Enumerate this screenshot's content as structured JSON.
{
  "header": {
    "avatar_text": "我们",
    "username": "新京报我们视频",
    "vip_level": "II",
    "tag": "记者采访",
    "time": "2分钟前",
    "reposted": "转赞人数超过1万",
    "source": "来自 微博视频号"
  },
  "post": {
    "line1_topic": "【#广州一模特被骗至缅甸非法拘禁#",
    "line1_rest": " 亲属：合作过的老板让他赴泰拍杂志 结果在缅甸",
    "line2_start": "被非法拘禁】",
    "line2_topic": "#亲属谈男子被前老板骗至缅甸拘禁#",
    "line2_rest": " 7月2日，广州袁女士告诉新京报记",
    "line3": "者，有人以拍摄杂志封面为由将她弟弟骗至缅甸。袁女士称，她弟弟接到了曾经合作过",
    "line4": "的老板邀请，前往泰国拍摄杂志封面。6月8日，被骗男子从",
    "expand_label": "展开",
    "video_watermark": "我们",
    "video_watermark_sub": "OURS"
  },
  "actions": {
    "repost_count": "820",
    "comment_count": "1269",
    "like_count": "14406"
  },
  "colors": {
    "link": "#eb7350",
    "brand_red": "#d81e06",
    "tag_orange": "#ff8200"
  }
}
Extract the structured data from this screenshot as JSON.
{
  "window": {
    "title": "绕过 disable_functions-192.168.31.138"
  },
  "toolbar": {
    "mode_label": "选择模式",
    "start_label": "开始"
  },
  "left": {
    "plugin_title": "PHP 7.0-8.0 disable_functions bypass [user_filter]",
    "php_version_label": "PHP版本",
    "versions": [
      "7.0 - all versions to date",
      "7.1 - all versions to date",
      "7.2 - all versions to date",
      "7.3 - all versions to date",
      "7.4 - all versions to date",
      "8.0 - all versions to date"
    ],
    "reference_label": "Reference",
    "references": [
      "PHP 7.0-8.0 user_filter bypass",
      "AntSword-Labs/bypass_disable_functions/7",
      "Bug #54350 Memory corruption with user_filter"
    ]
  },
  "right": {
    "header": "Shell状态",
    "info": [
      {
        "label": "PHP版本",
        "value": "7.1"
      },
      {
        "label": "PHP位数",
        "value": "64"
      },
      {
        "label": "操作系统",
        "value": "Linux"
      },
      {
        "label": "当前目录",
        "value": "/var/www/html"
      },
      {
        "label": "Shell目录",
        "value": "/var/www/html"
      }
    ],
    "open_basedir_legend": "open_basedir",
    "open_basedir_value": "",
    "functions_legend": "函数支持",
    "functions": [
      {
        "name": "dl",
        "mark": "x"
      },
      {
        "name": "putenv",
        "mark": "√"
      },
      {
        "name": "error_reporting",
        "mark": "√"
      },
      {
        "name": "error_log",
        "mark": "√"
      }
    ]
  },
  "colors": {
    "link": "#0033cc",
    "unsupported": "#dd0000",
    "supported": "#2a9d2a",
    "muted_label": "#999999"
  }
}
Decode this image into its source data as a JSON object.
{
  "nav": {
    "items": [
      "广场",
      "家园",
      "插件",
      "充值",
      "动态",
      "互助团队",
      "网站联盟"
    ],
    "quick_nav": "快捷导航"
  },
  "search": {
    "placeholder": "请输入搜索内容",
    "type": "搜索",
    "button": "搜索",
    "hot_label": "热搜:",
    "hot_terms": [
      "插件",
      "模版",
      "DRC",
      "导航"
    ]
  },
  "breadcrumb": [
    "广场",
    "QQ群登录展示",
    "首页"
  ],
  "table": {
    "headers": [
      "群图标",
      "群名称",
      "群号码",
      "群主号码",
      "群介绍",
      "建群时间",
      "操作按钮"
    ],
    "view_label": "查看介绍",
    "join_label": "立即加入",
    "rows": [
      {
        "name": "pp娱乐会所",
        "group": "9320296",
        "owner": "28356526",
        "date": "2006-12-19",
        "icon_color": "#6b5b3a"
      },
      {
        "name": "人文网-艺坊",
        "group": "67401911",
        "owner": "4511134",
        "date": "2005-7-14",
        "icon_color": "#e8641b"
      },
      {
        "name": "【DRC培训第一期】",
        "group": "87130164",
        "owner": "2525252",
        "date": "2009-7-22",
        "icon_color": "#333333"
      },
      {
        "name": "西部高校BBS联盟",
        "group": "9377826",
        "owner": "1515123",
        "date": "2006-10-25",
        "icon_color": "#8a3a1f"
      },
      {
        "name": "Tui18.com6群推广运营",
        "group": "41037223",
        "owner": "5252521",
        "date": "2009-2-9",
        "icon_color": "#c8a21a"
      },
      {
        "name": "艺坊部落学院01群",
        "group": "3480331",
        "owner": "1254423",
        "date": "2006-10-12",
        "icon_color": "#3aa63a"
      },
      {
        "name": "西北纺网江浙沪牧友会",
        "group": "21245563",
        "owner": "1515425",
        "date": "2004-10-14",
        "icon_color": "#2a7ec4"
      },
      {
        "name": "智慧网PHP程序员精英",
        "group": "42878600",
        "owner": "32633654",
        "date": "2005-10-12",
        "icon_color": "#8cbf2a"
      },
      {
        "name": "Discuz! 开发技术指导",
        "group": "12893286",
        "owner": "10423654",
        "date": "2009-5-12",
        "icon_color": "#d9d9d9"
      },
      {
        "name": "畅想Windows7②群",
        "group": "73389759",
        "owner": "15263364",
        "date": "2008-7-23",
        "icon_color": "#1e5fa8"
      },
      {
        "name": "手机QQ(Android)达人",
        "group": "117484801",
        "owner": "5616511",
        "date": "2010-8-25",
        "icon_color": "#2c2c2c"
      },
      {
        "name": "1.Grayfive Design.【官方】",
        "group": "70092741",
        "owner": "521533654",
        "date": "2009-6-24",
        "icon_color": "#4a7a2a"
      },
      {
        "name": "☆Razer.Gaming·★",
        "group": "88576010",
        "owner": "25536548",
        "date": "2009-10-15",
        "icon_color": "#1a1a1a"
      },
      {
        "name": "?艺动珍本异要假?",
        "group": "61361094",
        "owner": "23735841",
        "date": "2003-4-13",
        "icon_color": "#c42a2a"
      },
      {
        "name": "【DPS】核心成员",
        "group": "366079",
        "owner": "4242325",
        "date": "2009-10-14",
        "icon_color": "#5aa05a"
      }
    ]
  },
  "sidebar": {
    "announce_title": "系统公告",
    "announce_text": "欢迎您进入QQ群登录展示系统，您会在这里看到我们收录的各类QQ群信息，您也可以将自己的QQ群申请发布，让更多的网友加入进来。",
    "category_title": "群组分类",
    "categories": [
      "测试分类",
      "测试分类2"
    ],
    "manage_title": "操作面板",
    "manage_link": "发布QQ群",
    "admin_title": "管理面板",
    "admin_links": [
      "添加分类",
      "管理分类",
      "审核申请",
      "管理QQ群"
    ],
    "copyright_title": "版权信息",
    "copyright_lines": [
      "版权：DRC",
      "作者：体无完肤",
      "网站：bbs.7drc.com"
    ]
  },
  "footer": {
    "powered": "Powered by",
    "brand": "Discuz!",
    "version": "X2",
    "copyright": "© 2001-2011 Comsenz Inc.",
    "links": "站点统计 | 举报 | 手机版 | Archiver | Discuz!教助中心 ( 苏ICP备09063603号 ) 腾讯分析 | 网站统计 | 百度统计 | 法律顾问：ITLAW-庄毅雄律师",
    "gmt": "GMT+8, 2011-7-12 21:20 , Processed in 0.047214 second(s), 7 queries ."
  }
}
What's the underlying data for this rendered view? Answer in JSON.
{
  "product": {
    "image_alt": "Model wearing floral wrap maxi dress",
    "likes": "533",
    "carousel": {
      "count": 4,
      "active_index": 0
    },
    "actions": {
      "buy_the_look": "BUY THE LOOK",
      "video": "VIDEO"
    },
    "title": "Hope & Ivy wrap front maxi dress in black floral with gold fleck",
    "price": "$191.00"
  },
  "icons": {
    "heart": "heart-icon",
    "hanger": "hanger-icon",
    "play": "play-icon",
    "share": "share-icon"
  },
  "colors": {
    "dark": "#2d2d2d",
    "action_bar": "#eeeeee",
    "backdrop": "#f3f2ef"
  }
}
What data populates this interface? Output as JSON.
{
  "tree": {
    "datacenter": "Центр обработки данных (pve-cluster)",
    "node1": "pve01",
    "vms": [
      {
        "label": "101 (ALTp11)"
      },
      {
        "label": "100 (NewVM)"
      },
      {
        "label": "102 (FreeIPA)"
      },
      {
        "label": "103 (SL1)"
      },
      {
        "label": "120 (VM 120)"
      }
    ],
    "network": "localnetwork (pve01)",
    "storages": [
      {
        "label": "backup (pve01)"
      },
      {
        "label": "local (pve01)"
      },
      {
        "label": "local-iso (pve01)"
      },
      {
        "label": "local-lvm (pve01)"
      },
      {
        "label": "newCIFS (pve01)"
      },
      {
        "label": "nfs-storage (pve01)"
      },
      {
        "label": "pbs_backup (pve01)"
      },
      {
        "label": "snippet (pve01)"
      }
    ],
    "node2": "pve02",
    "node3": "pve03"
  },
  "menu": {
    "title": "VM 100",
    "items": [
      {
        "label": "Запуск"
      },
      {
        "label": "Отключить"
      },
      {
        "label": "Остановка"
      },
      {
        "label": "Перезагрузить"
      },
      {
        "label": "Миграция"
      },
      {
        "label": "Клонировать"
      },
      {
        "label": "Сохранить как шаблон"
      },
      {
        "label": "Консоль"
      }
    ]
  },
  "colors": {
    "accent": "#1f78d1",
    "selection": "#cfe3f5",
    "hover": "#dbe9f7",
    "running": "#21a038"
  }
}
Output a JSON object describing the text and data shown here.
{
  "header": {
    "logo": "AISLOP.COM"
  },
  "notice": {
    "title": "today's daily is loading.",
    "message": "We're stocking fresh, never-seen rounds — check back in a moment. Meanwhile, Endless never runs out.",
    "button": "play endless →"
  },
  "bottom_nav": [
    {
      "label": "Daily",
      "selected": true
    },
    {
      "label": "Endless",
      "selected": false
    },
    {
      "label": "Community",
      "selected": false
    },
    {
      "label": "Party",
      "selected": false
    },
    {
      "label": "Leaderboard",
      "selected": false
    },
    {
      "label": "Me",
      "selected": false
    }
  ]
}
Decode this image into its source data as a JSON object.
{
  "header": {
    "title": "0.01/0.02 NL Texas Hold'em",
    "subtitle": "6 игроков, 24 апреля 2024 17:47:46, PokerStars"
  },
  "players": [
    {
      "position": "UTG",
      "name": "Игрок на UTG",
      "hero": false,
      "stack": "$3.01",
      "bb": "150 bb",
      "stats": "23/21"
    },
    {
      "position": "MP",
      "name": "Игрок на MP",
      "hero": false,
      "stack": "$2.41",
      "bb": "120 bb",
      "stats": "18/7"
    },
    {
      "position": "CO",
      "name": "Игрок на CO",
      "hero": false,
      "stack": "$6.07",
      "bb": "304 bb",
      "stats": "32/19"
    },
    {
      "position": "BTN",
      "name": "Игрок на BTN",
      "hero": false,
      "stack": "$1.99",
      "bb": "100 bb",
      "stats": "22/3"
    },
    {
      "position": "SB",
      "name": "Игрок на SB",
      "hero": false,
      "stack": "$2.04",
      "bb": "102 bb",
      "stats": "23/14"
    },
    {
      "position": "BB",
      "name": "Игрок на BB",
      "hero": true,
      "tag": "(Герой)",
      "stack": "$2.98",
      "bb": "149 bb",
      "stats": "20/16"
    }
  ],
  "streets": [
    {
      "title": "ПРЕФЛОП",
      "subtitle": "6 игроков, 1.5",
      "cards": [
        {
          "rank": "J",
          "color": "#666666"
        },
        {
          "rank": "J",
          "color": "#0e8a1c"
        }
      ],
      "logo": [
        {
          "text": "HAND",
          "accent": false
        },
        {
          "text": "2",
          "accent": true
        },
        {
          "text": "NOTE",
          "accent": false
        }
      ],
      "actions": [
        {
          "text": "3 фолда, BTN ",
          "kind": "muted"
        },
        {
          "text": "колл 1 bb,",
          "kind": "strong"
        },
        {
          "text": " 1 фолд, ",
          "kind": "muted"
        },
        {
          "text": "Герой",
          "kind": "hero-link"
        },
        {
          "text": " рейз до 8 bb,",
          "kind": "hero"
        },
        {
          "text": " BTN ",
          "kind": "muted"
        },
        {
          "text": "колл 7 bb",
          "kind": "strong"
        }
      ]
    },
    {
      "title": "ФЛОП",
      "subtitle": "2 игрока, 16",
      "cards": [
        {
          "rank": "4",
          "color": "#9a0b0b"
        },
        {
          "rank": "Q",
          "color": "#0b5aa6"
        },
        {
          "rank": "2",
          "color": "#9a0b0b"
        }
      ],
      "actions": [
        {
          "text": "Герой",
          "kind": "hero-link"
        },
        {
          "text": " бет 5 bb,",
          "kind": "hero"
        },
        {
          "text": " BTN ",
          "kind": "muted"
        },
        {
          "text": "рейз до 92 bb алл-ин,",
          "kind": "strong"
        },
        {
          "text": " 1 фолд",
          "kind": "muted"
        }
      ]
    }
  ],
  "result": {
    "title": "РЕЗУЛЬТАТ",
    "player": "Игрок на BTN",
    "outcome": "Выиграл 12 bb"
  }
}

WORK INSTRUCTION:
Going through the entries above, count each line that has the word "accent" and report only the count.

RESULT FOR THIS EXERCISE:
4